> [How to complete this task]: Could you report every line of the listing below that holds the word "домены"?

> [Available records]:

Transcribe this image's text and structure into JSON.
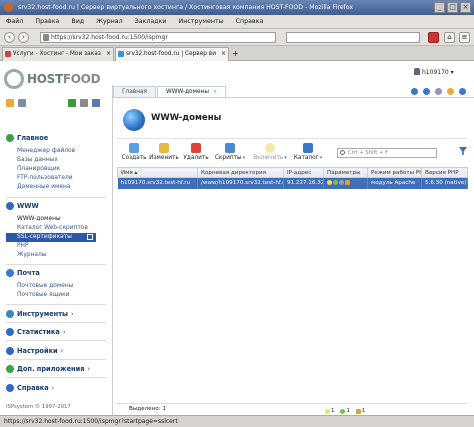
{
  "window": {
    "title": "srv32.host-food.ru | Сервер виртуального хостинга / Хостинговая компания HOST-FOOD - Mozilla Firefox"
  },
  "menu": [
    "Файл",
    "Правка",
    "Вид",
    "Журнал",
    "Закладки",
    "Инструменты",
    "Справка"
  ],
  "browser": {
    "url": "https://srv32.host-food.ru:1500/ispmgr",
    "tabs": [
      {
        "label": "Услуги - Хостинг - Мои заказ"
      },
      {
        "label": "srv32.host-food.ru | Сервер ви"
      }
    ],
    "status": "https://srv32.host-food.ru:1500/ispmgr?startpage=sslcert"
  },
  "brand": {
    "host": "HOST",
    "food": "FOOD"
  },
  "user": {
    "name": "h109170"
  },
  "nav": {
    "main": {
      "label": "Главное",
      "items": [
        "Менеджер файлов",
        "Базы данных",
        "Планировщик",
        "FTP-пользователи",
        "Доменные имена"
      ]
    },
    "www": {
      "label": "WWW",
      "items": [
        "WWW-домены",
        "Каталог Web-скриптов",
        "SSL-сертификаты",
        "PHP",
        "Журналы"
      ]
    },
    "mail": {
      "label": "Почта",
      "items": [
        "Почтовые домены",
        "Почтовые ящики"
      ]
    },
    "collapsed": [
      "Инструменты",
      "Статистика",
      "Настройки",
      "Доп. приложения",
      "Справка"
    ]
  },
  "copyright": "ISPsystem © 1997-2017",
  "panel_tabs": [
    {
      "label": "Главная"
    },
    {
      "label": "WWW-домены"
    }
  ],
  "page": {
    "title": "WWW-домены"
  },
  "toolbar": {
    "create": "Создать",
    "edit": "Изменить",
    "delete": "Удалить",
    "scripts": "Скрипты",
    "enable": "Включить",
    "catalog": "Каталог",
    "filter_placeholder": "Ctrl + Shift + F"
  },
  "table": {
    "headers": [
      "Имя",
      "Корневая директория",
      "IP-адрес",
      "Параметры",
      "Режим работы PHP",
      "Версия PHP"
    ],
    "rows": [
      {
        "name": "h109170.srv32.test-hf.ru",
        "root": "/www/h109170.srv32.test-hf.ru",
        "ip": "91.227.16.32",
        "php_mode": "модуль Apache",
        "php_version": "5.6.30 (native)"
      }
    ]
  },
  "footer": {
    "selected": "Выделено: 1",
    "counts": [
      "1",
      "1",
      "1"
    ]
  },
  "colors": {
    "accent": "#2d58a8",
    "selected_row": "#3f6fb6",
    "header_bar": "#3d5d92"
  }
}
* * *
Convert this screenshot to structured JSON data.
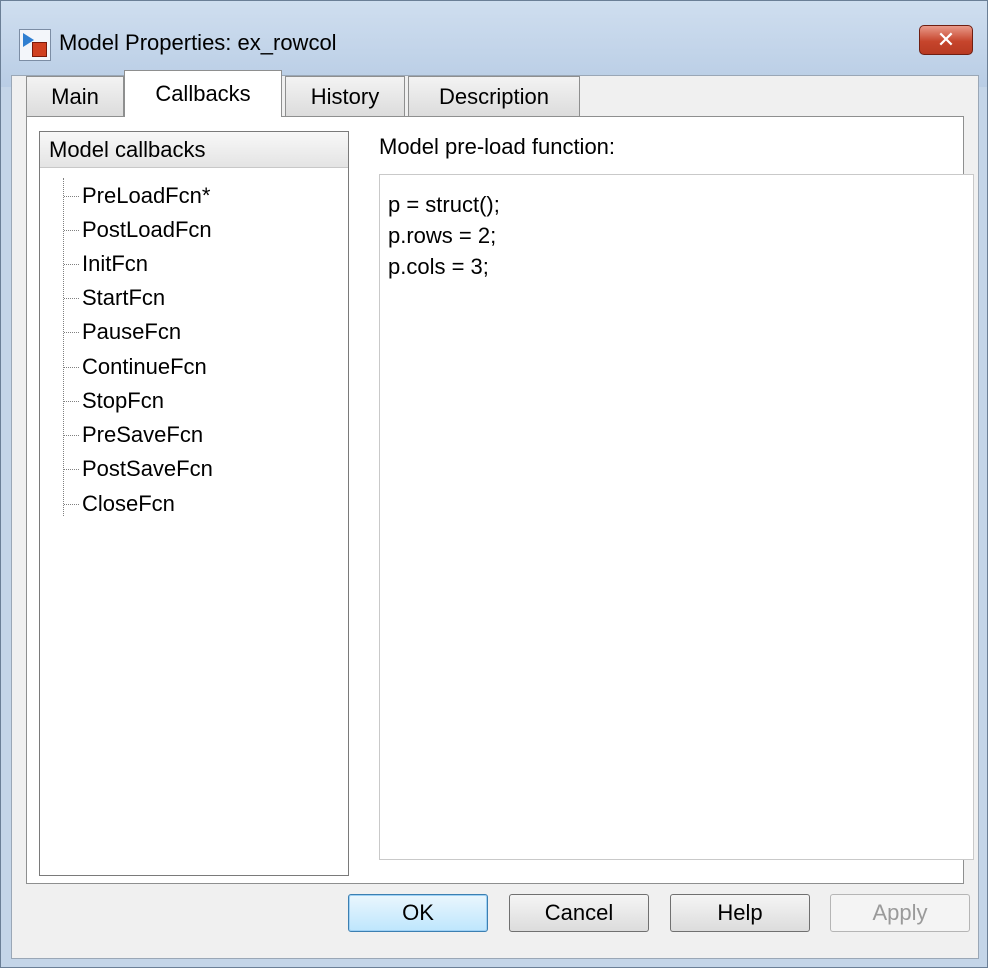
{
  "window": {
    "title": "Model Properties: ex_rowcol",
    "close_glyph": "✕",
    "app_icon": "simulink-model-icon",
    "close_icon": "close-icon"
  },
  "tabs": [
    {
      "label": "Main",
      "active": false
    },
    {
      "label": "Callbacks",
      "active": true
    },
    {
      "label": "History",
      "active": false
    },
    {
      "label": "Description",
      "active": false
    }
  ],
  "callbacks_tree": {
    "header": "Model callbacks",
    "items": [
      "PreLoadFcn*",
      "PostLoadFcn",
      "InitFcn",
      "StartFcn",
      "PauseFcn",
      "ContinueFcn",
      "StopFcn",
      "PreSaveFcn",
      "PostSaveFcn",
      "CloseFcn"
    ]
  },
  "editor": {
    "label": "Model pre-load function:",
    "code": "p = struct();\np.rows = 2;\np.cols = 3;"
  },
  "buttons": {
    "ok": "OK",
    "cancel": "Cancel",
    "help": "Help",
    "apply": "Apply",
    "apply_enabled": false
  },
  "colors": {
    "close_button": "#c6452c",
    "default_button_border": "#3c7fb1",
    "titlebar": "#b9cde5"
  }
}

> [Worked solution]:
        "WWW-домены",
        "Почтовые домены",
      "label": "WWW-домены"
    "title": "WWW-домены"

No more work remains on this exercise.